_What to produce_:
Reprint each record exactly. Pictures are not reprinted.

_Dataset_:

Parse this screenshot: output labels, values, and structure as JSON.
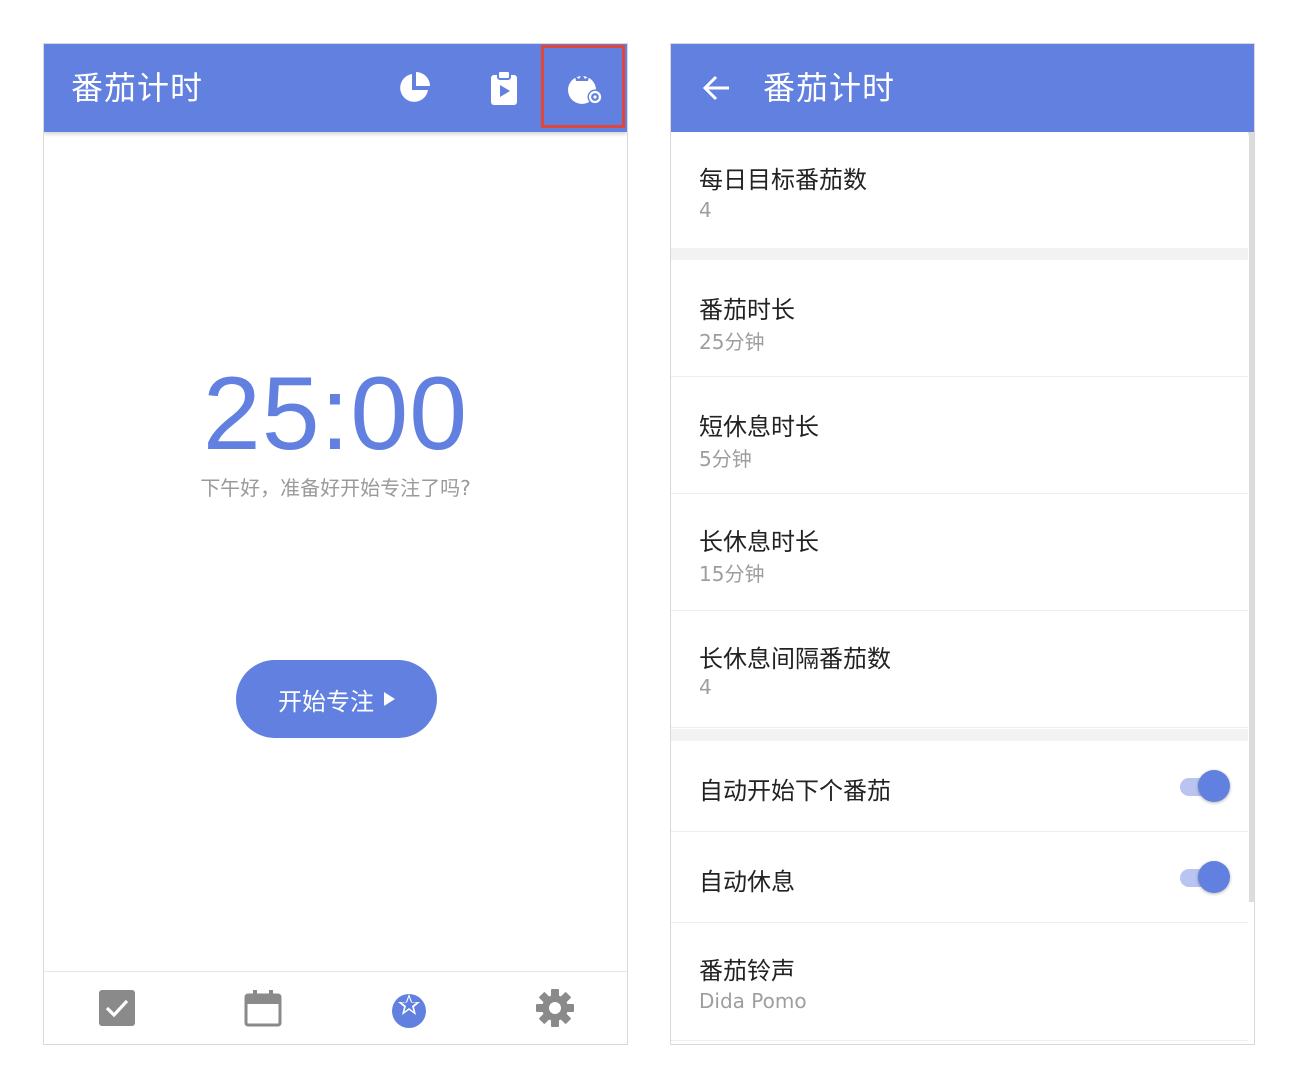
{
  "left_screen": {
    "title": "番茄计时",
    "timer": "25:00",
    "greeting": "下午好，准备好开始专注了吗?",
    "start_button": "开始专注",
    "header_icons": [
      "pie-chart-icon",
      "clipboard-play-icon",
      "tomato-settings-icon"
    ],
    "bottom_nav": [
      "checkbox-icon",
      "calendar-icon",
      "tomato-icon",
      "gear-icon"
    ],
    "active_nav": "tomato-icon"
  },
  "right_screen": {
    "title": "番茄计时",
    "settings": [
      {
        "label": "每日目标番茄数",
        "value": "4"
      },
      {
        "label": "番茄时长",
        "value": "25分钟"
      },
      {
        "label": "短休息时长",
        "value": "5分钟"
      },
      {
        "label": "长休息时长",
        "value": "15分钟"
      },
      {
        "label": "长休息间隔番茄数",
        "value": "4"
      },
      {
        "label": "自动开始下个番茄",
        "toggle": true
      },
      {
        "label": "自动休息",
        "toggle": true
      },
      {
        "label": "番茄铃声",
        "value": "Dida Pomo"
      }
    ]
  },
  "colors": {
    "accent": "#6180e0",
    "highlight": "#e2463a",
    "secondary_text": "#9e9e9e",
    "icon_gray": "#8a8a8a"
  }
}
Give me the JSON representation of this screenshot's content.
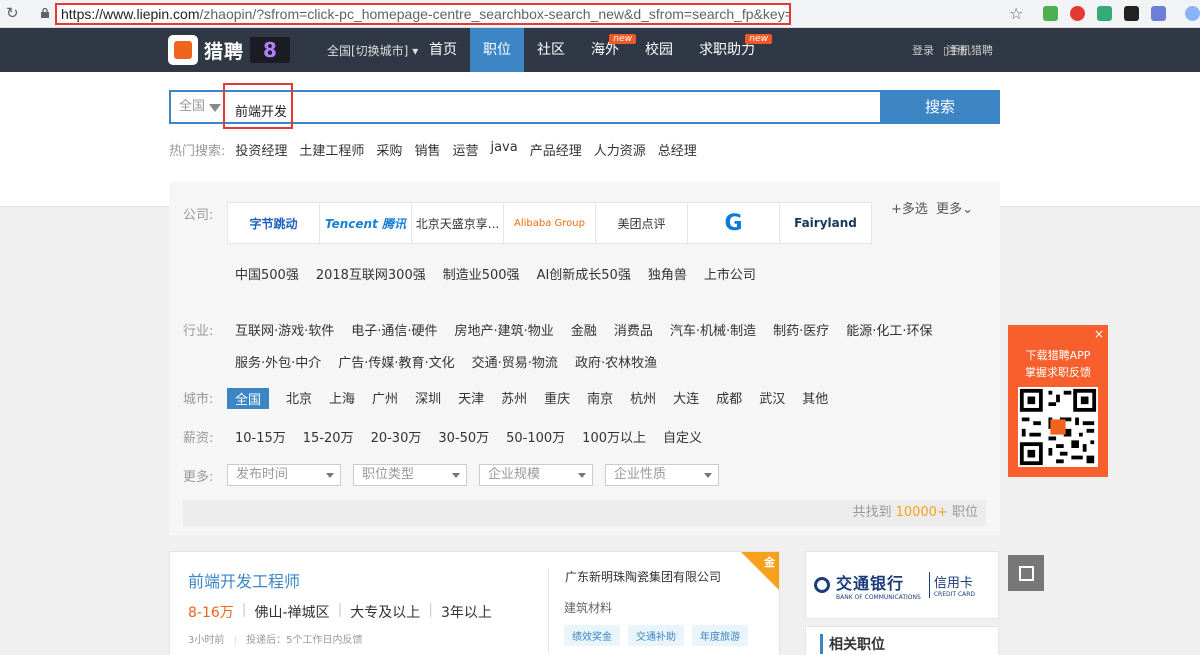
{
  "browser": {
    "url_main": "https://www.liepin.com",
    "url_path": "/zhaopin/?sfrom=click-pc_homepage-centre_searchbox-search_new&d_sfrom=search_fp&key=前端开发"
  },
  "nav": {
    "brand": "猎聘",
    "brand_badge": "8",
    "city_switch": "全国[切换城市]",
    "items": [
      {
        "label": "首页"
      },
      {
        "label": "职位",
        "active": true
      },
      {
        "label": "社区"
      },
      {
        "label": "海外",
        "badge": "new"
      },
      {
        "label": "校园"
      },
      {
        "label": "求职助力",
        "badge": "new"
      }
    ],
    "login": "登录",
    "register": "注册",
    "mobile": "手机猎聘"
  },
  "search": {
    "scope": "全国",
    "query": "前端开发",
    "button": "搜索",
    "hot_label": "热门搜索:",
    "hot_terms": [
      "投资经理",
      "土建工程师",
      "采购",
      "销售",
      "运营",
      "java",
      "产品经理",
      "人力资源",
      "总经理"
    ]
  },
  "filters": {
    "company_label": "公司:",
    "company_logos": [
      "字节跳动",
      "Tencent 腾讯",
      "北京天盛京享...",
      "Alibaba Group",
      "美团点评",
      "G",
      "Fairyland"
    ],
    "multi_select": "+多选",
    "more": "更多",
    "company_types": [
      "中国500强",
      "2018互联网300强",
      "制造业500强",
      "AI创新成长50强",
      "独角兽",
      "上市公司"
    ],
    "industry_label": "行业:",
    "industries_row1": [
      "互联网·游戏·软件",
      "电子·通信·硬件",
      "房地产·建筑·物业",
      "金融",
      "消费品",
      "汽车·机械·制造",
      "制药·医疗",
      "能源·化工·环保"
    ],
    "industries_row2": [
      "服务·外包·中介",
      "广告·传媒·教育·文化",
      "交通·贸易·物流",
      "政府·农林牧渔"
    ],
    "city_label": "城市:",
    "cities": [
      "全国",
      "北京",
      "上海",
      "广州",
      "深圳",
      "天津",
      "苏州",
      "重庆",
      "南京",
      "杭州",
      "大连",
      "成都",
      "武汉",
      "其他"
    ],
    "salary_label": "薪资:",
    "salaries": [
      "10-15万",
      "15-20万",
      "20-30万",
      "30-50万",
      "50-100万",
      "100万以上",
      "自定义"
    ],
    "more_label": "更多:",
    "selects": [
      "发布时间",
      "职位类型",
      "企业规模",
      "企业性质"
    ],
    "count_prefix": "共找到",
    "count": "10000+",
    "count_suffix": "职位"
  },
  "job": {
    "title": "前端开发工程师",
    "salary": "8-16万",
    "location": "佛山-禅城区",
    "education": "大专及以上",
    "experience": "3年以上",
    "posted": "3小时前",
    "feedback": "投递后：5个工作日内反馈",
    "company": "广东新明珠陶瓷集团有限公司",
    "industry": "建筑材料",
    "tags": [
      "绩效奖金",
      "交通补助",
      "年度旅游"
    ],
    "corner": "金"
  },
  "ad": {
    "bank": "交通银行",
    "bank_en": "BANK OF COMMUNICATIONS",
    "card": "信用卡",
    "card_en": "CREDIT CARD"
  },
  "related": {
    "title": "相关职位"
  },
  "qr_panel": {
    "close": "×",
    "line1": "下载猎聘APP",
    "line2": "掌握求职反馈"
  }
}
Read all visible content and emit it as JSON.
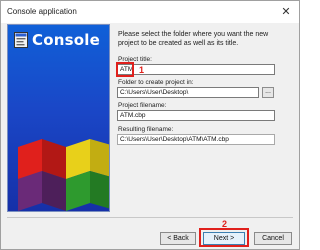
{
  "window": {
    "title": "Console application",
    "close_glyph": "✕"
  },
  "banner": {
    "logo_text": "Console",
    "logo_icon": "console-window-icon"
  },
  "instruction": "Please select the folder where you want the new project to be created as well as its title.",
  "fields": {
    "project_title": {
      "label": "Project title:",
      "value": "ATM"
    },
    "folder": {
      "label": "Folder to create project in:",
      "value": "C:\\Users\\User\\Desktop\\",
      "browse_label": "..."
    },
    "project_filename": {
      "label": "Project filename:",
      "value": "ATM.cbp"
    },
    "resulting_filename": {
      "label": "Resulting filename:",
      "value": "C:\\Users\\User\\Desktop\\ATM\\ATM.cbp"
    }
  },
  "annotations": {
    "step1": "1",
    "step2": "2",
    "color": "#e0201c"
  },
  "buttons": {
    "back": "< Back",
    "next": "Next >",
    "cancel": "Cancel"
  }
}
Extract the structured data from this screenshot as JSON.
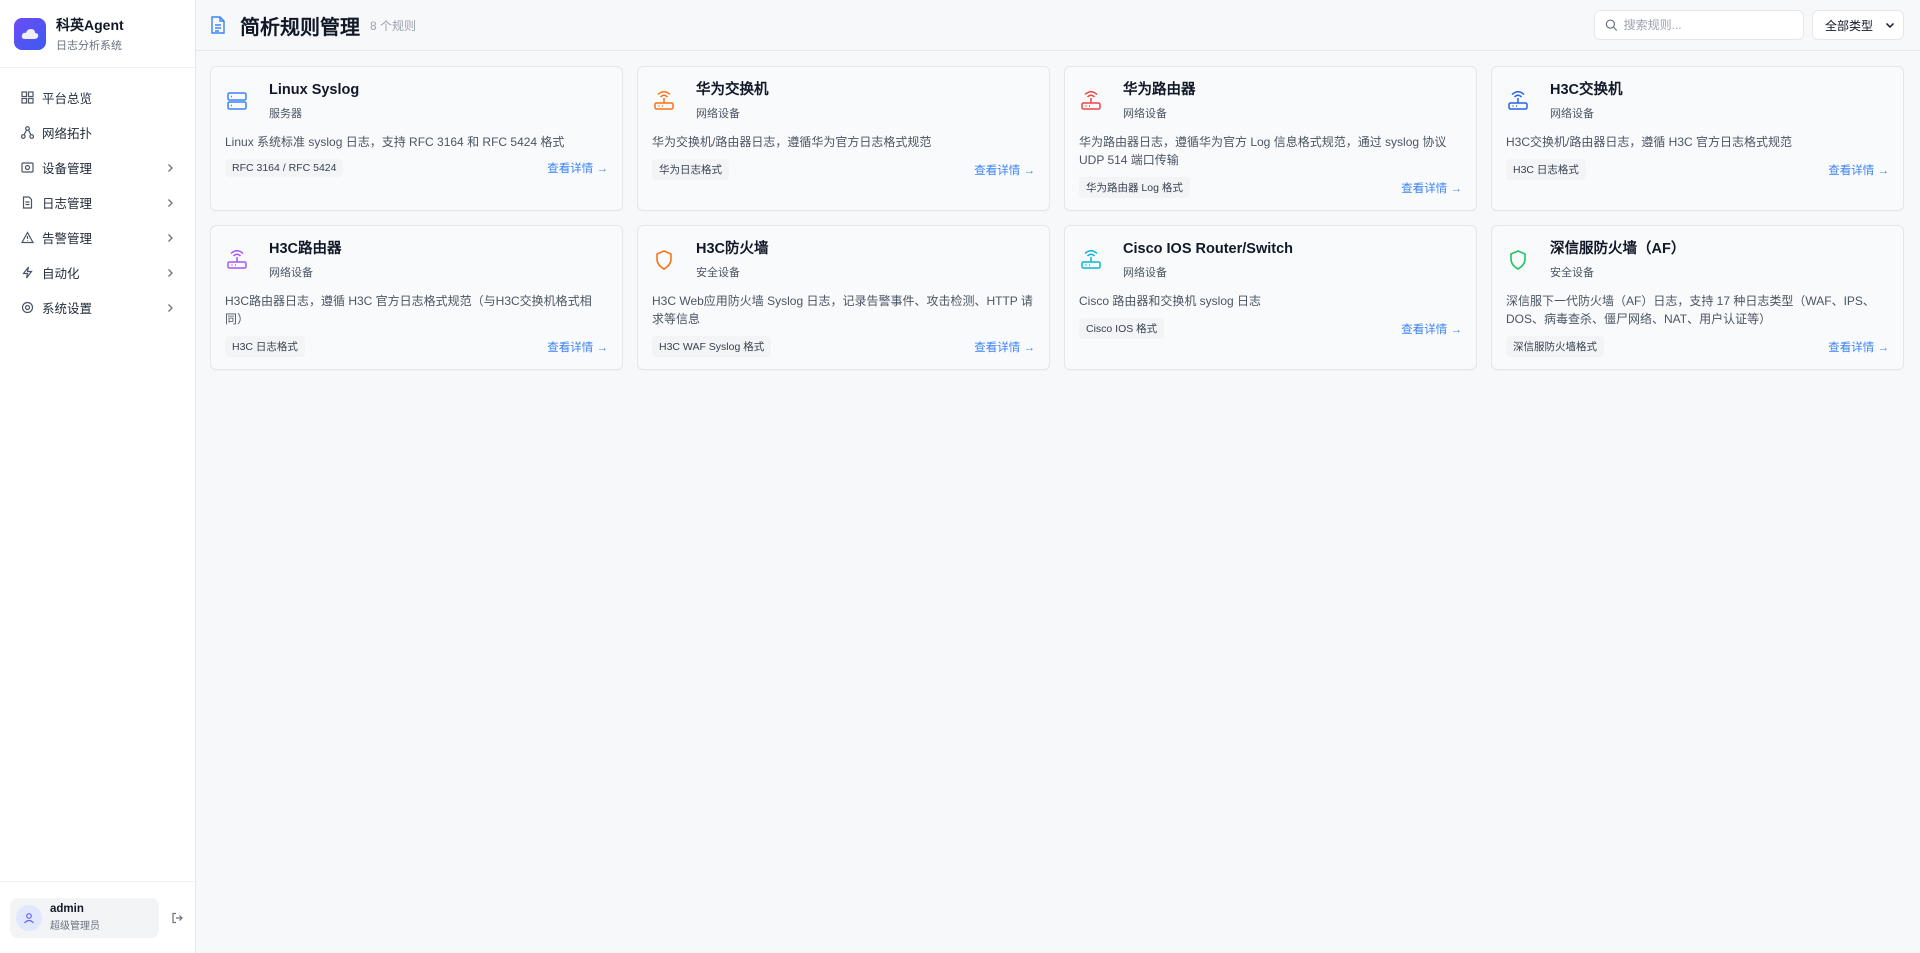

_Result of this exercise_:
Parse this screenshot: output labels, values, and structure as JSON.
{
  "left_screen": {
    "title": "番茄计时",
    "timer": "25:00",
    "greeting": "下午好，准备好开始专注了吗?",
    "start_button": "开始专注",
    "header_icons": [
      "pie-chart-icon",
      "clipboard-play-icon",
      "tomato-settings-icon"
    ],
    "bottom_nav": [
      "checkbox-icon",
      "calendar-icon",
      "tomato-icon",
      "gear-icon"
    ],
    "active_nav": "tomato-icon"
  },
  "right_screen": {
    "title": "番茄计时",
    "settings": [
      {
        "label": "每日目标番茄数",
        "value": "4"
      },
      {
        "label": "番茄时长",
        "value": "25分钟"
      },
      {
        "label": "短休息时长",
        "value": "5分钟"
      },
      {
        "label": "长休息时长",
        "value": "15分钟"
      },
      {
        "label": "长休息间隔番茄数",
        "value": "4"
      },
      {
        "label": "自动开始下个番茄",
        "toggle": true
      },
      {
        "label": "自动休息",
        "toggle": true
      },
      {
        "label": "番茄铃声",
        "value": "Dida Pomo"
      }
    ]
  },
  "colors": {
    "accent": "#6180e0",
    "highlight": "#e2463a",
    "secondary_text": "#9e9e9e",
    "icon_gray": "#8a8a8a"
  }
}
Give me the JSON representation of this screenshot's content.
{
  "browser": {
    "url_main": "https://www.liepin.com",
    "url_path": "/zhaopin/?sfrom=click-pc_homepage-centre_searchbox-search_new&d_sfrom=search_fp&key=前端开发"
  },
  "nav": {
    "brand": "猎聘",
    "brand_badge": "8",
    "city_switch": "全国[切换城市]",
    "items": [
      {
        "label": "首页"
      },
      {
        "label": "职位",
        "active": true
      },
      {
        "label": "社区"
      },
      {
        "label": "海外",
        "badge": "new"
      },
      {
        "label": "校园"
      },
      {
        "label": "求职助力",
        "badge": "new"
      }
    ],
    "login": "登录",
    "register": "注册",
    "mobile": "手机猎聘"
  },
  "search": {
    "scope": "全国",
    "query": "前端开发",
    "button": "搜索",
    "hot_label": "热门搜索:",
    "hot_terms": [
      "投资经理",
      "土建工程师",
      "采购",
      "销售",
      "运营",
      "java",
      "产品经理",
      "人力资源",
      "总经理"
    ]
  },
  "filters": {
    "company_label": "公司:",
    "company_logos": [
      "字节跳动",
      "Tencent 腾讯",
      "北京天盛京享...",
      "Alibaba Group",
      "美团点评",
      "G",
      "Fairyland"
    ],
    "multi_select": "+多选",
    "more": "更多",
    "company_types": [
      "中国500强",
      "2018互联网300强",
      "制造业500强",
      "AI创新成长50强",
      "独角兽",
      "上市公司"
    ],
    "industry_label": "行业:",
    "industries_row1": [
      "互联网·游戏·软件",
      "电子·通信·硬件",
      "房地产·建筑·物业",
      "金融",
      "消费品",
      "汽车·机械·制造",
      "制药·医疗",
      "能源·化工·环保"
    ],
    "industries_row2": [
      "服务·外包·中介",
      "广告·传媒·教育·文化",
      "交通·贸易·物流",
      "政府·农林牧渔"
    ],
    "city_label": "城市:",
    "cities": [
      "全国",
      "北京",
      "上海",
      "广州",
      "深圳",
      "天津",
      "苏州",
      "重庆",
      "南京",
      "杭州",
      "大连",
      "成都",
      "武汉",
      "其他"
    ],
    "salary_label": "薪资:",
    "salaries": [
      "10-15万",
      "15-20万",
      "20-30万",
      "30-50万",
      "50-100万",
      "100万以上",
      "自定义"
    ],
    "more_label": "更多:",
    "selects": [
      "发布时间",
      "职位类型",
      "企业规模",
      "企业性质"
    ],
    "count_prefix": "共找到",
    "count": "10000+",
    "count_suffix": "职位"
  },
  "job": {
    "title": "前端开发工程师",
    "salary": "8-16万",
    "location": "佛山-禅城区",
    "education": "大专及以上",
    "experience": "3年以上",
    "posted": "3小时前",
    "feedback": "投递后：5个工作日内反馈",
    "company": "广东新明珠陶瓷集团有限公司",
    "industry": "建筑材料",
    "tags": [
      "绩效奖金",
      "交通补助",
      "年度旅游"
    ],
    "corner": "金"
  },
  "ad": {
    "bank": "交通银行",
    "bank_en": "BANK OF COMMUNICATIONS",
    "card": "信用卡",
    "card_en": "CREDIT CARD"
  },
  "related": {
    "title": "相关职位"
  },
  "qr_panel": {
    "close": "×",
    "line1": "下载猎聘APP",
    "line2": "掌握求职反馈"
  }
}
Read all visible content and emit it as JSON.
{
  "window": {
    "title": "Console application",
    "close_glyph": "✕"
  },
  "banner": {
    "logo_text": "Console",
    "logo_icon": "console-window-icon"
  },
  "instruction": "Please select the folder where you want the new project to be created as well as its title.",
  "fields": {
    "project_title": {
      "label": "Project title:",
      "value": "ATM"
    },
    "folder": {
      "label": "Folder to create project in:",
      "value": "C:\\Users\\User\\Desktop\\",
      "browse_label": "..."
    },
    "project_filename": {
      "label": "Project filename:",
      "value": "ATM.cbp"
    },
    "resulting_filename": {
      "label": "Resulting filename:",
      "value": "C:\\Users\\User\\Desktop\\ATM\\ATM.cbp"
    }
  },
  "annotations": {
    "step1": "1",
    "step2": "2",
    "color": "#e0201c"
  },
  "buttons": {
    "back": "< Back",
    "next": "Next >",
    "cancel": "Cancel"
  }
}
Extract the structured data from this screenshot as JSON.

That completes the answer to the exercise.